It takes an entire community to pull off a community Christmas dinner of the scale that the Pittsburg Presbyterian Church coordinates, but the tradition continues to grow each year.
"We served a little over 500 meals," said K.O. Noonoo, the church’s pastor. "You get a cross-section of the community."
He said approximately 240 meals were delivered around the community to a variety of households, including people who were home alone and couldn’t get out, people who ordered the dinner for their families and people who would have been hungry otherwise.
Those who attended the dinner brought the same sort of diversity, including people who didn’t have family in town, some who were there to serve and some who would have been hungry otherwise.
Noonoo said the tradition was one he was familiar with from a previous congregation, but it started when a matriarch within the church brought up the idea.
"It started out really coming out as a need for those of us who were new in town wanting to have a meal together," he said, adding that the first year was sort of a potluck and it grew a bit the second year, eventually blossoming into a major community outreach endeavor. "It slowly identified itself."
Noonoo said the event relies heavily on strong volunteers including having someone who knows what they are doing and how to delegate in the kitchen and fostering good relationships within the community.
"We borrow resources from everywhere we an find them," he said, adding that he worked with Via Christi, National Honor Society and other organizations and groups to round up volunteers.
Volunteers showed up joyfully, eager to participate.
"Because I have a heart for the people out in the world to let them know the church loves them," said Victor Snow, who, along with his wife, ministers at the Hispanic Church on W. Euclid.

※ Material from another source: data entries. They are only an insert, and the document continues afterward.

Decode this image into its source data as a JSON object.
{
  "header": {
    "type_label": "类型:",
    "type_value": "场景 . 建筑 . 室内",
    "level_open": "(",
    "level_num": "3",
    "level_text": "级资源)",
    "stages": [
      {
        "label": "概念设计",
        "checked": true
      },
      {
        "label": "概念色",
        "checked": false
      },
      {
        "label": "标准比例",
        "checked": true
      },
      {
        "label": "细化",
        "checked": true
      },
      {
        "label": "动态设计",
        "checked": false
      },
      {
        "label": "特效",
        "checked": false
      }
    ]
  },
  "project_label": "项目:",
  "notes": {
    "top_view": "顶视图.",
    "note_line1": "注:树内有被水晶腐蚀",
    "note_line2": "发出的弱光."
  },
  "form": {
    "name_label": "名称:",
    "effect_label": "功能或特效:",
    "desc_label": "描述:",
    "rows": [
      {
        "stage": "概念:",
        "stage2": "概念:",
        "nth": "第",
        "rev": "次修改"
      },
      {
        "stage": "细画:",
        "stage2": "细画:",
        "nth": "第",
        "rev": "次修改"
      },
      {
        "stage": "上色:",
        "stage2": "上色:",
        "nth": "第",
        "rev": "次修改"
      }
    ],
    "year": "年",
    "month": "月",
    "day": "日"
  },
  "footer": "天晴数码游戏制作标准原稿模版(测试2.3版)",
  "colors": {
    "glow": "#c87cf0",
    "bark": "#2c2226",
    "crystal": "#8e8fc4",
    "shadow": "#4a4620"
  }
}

Dillon Williams kept busy loading food for deliveries, but said he has been a part of the project since his dad was a part of bringing it about.

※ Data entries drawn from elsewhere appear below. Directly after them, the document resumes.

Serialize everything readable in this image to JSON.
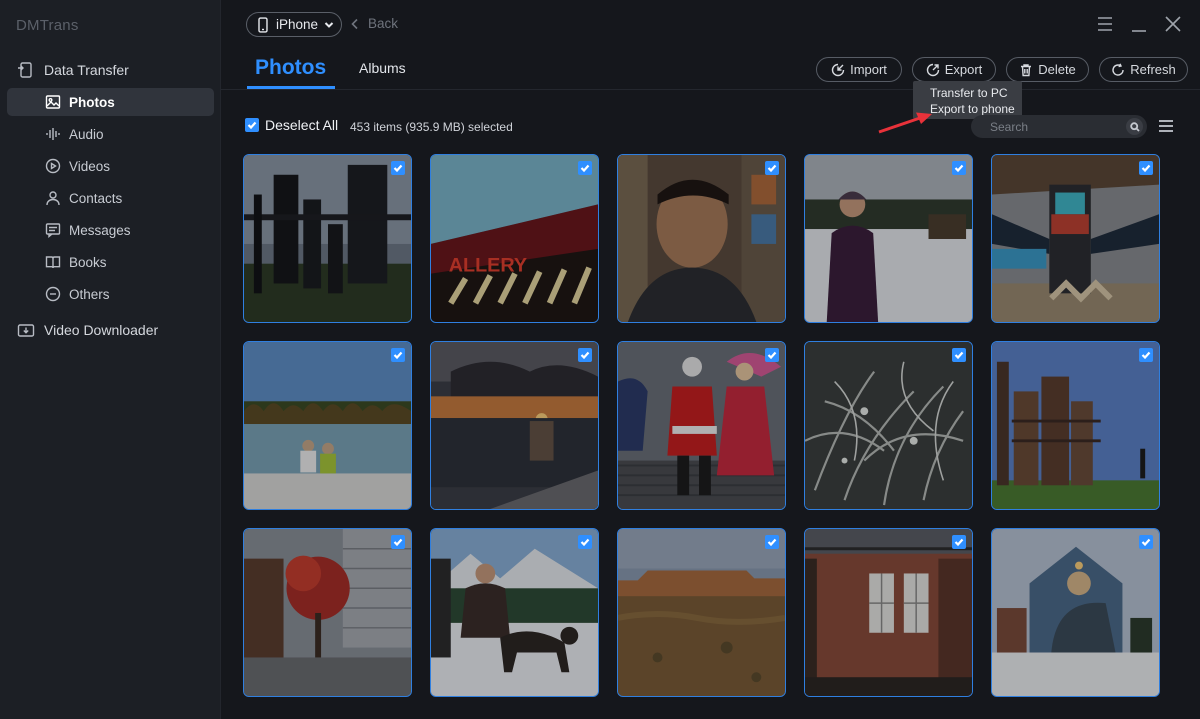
{
  "app": {
    "name": "DMTrans"
  },
  "sidebar": {
    "data_transfer": "Data Transfer",
    "items": [
      {
        "label": "Photos",
        "icon": "photos-icon",
        "active": true
      },
      {
        "label": "Audio",
        "icon": "audio-icon"
      },
      {
        "label": "Videos",
        "icon": "videos-icon"
      },
      {
        "label": "Contacts",
        "icon": "contacts-icon"
      },
      {
        "label": "Messages",
        "icon": "messages-icon"
      },
      {
        "label": "Books",
        "icon": "books-icon"
      },
      {
        "label": "Others",
        "icon": "others-icon"
      }
    ],
    "video_downloader": "Video Downloader"
  },
  "topbar": {
    "device": "iPhone",
    "back": "Back"
  },
  "tabs": {
    "photos": "Photos",
    "albums": "Albums"
  },
  "toolbar": {
    "import": "Import",
    "export": "Export",
    "delete": "Delete",
    "refresh": "Refresh"
  },
  "export_menu": {
    "transfer_to_pc": "Transfer to PC",
    "export_to_phone": "Export to phone"
  },
  "selection": {
    "deselect_all": "Deselect All",
    "info": "453 items (935.9 MB) selected"
  },
  "search": {
    "placeholder": "Search"
  },
  "colors": {
    "accent": "#2f8fff",
    "arrow": "#e8323a",
    "background": "#15171c",
    "sidebar": "#1c1f25"
  },
  "photos": [
    {
      "subject": "industrial-silhouette",
      "selected": true
    },
    {
      "subject": "gallery-sign",
      "selected": true
    },
    {
      "subject": "man-portrait",
      "selected": true
    },
    {
      "subject": "woman-snow",
      "selected": true
    },
    {
      "subject": "totem-pole",
      "selected": true
    },
    {
      "subject": "couple-lake",
      "selected": true
    },
    {
      "subject": "sunset-sea",
      "selected": true
    },
    {
      "subject": "santa-costumes",
      "selected": true
    },
    {
      "subject": "frosted-plants",
      "selected": true
    },
    {
      "subject": "gas-works",
      "selected": true
    },
    {
      "subject": "autumn-tree-street",
      "selected": true
    },
    {
      "subject": "dog-snow",
      "selected": true
    },
    {
      "subject": "desert-mesa",
      "selected": true
    },
    {
      "subject": "brick-building",
      "selected": true
    },
    {
      "subject": "mural-house",
      "selected": true
    }
  ]
}
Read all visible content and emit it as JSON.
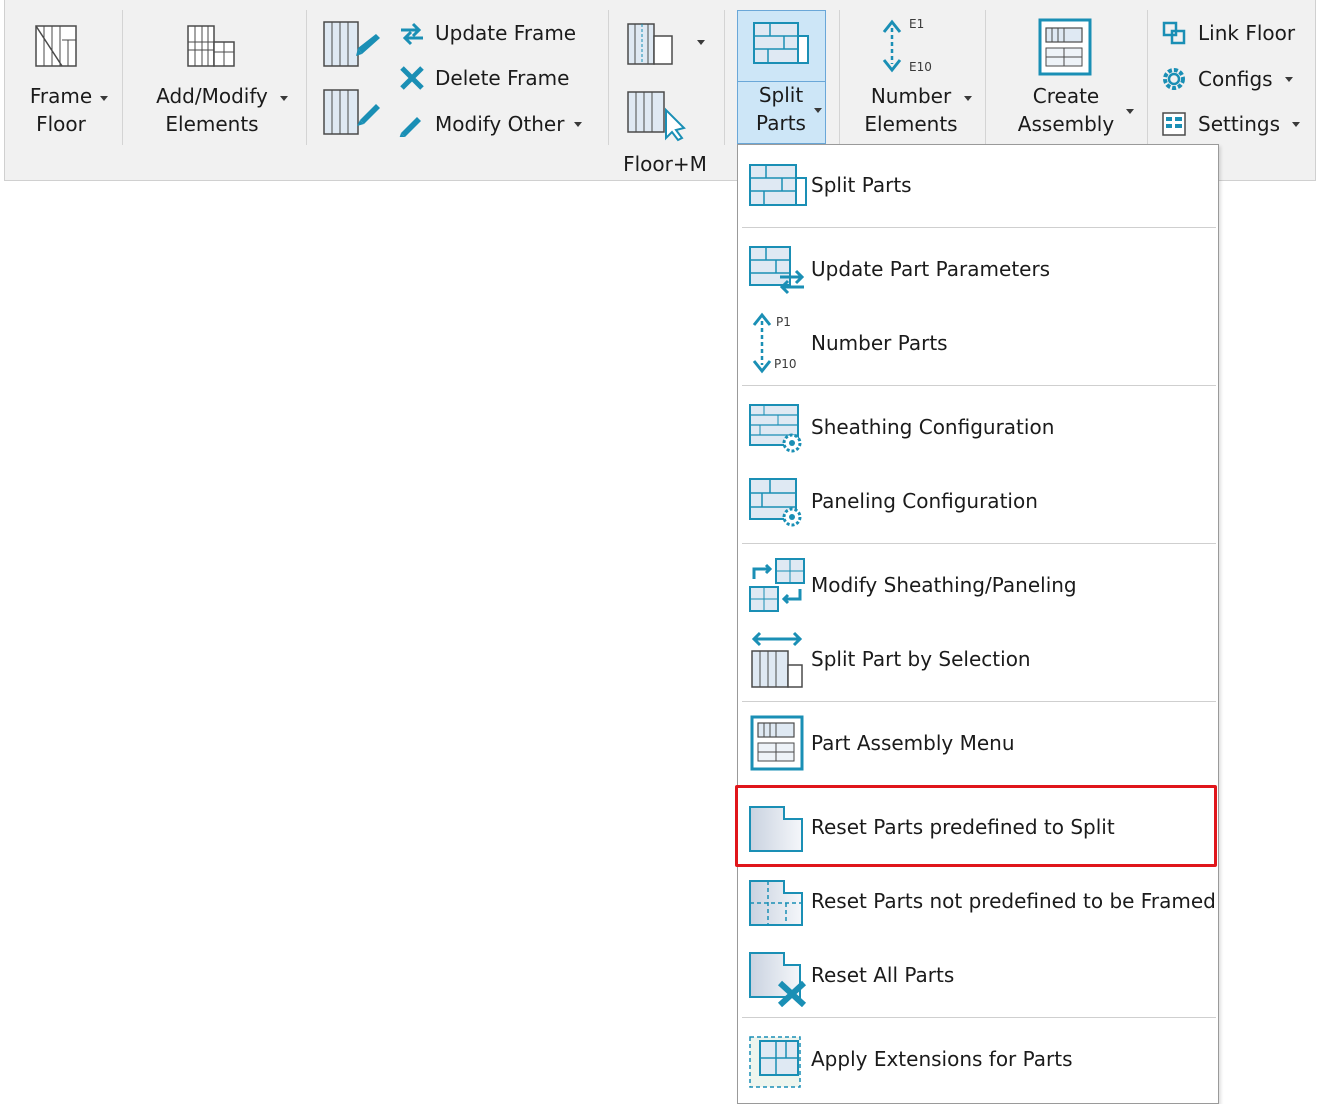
{
  "ribbon": {
    "frame_floor": {
      "line1": "Frame",
      "line2": "Floor"
    },
    "add_modify": {
      "line1": "Add/Modify",
      "line2": "Elements"
    },
    "update_frame": "Update Frame",
    "delete_frame": "Delete Frame",
    "modify_other": "Modify Other",
    "floor_m": "Floor+M",
    "split_parts": {
      "line1": "Split",
      "line2": "Parts"
    },
    "number_elements": {
      "line1": "Number",
      "line2": "Elements",
      "top": "E1",
      "bottom": "E10"
    },
    "create_assembly": {
      "line1": "Create",
      "line2": "Assembly"
    },
    "link_floor": "Link Floor",
    "configs": "Configs",
    "settings": "Settings"
  },
  "menu": {
    "split_parts": "Split Parts",
    "update_part_parameters": "Update Part Parameters",
    "number_parts": "Number Parts",
    "number_parts_top": "P1",
    "number_parts_bottom": "P10",
    "sheathing_configuration": "Sheathing Configuration",
    "paneling_configuration": "Paneling Configuration",
    "modify_sheathing_paneling": "Modify Sheathing/Paneling",
    "split_part_by_selection": "Split Part by Selection",
    "part_assembly_menu": "Part Assembly Menu",
    "reset_parts_predefined": "Reset Parts predefined to Split",
    "reset_parts_not_predefined": "Reset Parts not predefined to be Framed",
    "reset_all_parts": "Reset All Parts",
    "apply_extensions": "Apply Extensions for Parts"
  },
  "colors": {
    "accent": "#1a8fb5",
    "highlight": "#e0161b",
    "active_bg": "#cde6f7"
  }
}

"My dad actually started this about three years ago," Williams said.
The dinner also is an annual activity for Noonoo’s family.
"It’s come to be part of our family tradition," said Anna Noonoo, who helped out Wednesday along with the couple’s three children.
Many others also helped with hospitality, cooking or meal delivery throughout the week.
"We really tried to open it up so at the end of the day we could say, ‘We did this together,’" Noonoo said. "We have found it very life-giving."
"This community is amazing in its ability to come together to do something," Noonoo said. "Thank the community for their generosity and willingness to participate."